Prior to FDA approval, the safety and effectiveness of drugs are tested in three main phases of clinical trials: phase I, II, and III. Phase I clinical trials mainly seek to understand if a new drug is safe. They also determine where in the body the drug goes, how it is eliminated from the body, its effects on the body, and its safest dose.
There are risks and benefits to participating in a phase I clinical trial. Some drugs in phase I trials are called “first in human”, meaning that they have been tested in animals but not yet in people. Therefore, risks involving safety, both short term and long term, exist. Benefits include getting access to new treatments that may not be otherwise available, receiving additional monitoring and care, and having the opportunity to contribute to improvements in medical care for future patients.
Read below for information about phase I clinical trials including goals, risks and benefits, and how a drug’s safest dose is determined.
Phase I Clinical Trials 101
- National Cancer Institute (Video): What Are Clinical Trial Phases?
- National Cancer Institute (Video): Patient Safety in Clinical Trials
- Verywell Health: When Are Phase I Clinical Trials Done?
- ASCO: Phases Of Clinical Trials
- Journal Article: Risks And Benefits Of Phase I Clinical Trial Participation

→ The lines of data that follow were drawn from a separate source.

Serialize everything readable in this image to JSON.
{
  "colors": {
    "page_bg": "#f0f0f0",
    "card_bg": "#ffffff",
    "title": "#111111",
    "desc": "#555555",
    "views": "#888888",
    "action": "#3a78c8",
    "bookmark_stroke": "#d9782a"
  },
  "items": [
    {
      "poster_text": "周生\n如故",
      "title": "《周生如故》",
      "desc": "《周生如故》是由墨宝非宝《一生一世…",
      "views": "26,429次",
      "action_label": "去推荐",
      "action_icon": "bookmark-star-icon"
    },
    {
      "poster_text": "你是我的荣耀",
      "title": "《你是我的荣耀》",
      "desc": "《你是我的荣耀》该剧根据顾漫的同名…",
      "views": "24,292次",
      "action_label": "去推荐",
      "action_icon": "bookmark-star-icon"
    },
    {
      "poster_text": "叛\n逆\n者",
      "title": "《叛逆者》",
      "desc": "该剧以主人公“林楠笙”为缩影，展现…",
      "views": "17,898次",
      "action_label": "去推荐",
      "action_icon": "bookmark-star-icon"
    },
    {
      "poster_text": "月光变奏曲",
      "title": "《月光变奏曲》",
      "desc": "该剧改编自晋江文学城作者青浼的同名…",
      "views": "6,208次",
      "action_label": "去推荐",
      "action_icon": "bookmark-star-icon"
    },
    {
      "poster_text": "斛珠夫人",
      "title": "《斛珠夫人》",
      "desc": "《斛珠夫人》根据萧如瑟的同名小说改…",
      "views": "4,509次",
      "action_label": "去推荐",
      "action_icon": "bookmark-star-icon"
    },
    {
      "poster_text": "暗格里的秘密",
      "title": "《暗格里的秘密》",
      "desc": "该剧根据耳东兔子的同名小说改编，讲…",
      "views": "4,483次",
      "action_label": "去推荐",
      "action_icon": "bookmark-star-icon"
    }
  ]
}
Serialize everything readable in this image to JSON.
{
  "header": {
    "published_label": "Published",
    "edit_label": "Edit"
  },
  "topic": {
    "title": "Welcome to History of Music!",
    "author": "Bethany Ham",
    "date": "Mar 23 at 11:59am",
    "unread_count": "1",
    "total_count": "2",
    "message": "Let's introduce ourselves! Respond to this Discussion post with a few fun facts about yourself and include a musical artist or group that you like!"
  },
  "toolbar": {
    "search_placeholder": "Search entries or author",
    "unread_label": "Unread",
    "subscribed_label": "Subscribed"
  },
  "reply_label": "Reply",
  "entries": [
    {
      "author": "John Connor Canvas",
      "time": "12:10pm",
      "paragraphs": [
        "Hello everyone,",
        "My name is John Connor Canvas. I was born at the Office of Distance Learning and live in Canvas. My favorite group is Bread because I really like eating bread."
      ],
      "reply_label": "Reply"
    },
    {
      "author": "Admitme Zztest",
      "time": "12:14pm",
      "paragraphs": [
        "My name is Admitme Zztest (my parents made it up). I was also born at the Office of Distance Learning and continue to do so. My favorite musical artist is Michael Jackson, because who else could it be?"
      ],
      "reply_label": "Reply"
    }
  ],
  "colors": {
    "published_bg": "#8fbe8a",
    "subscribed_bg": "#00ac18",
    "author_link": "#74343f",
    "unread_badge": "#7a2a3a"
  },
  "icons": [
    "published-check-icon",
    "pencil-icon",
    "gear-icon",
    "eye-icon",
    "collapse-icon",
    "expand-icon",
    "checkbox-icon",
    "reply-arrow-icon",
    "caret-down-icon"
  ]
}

- Journal Article: Dose Escalation Methods In Phase I Cancer Clinical Trials
Finding Clinical Trials
Last Modified on March 29, 2022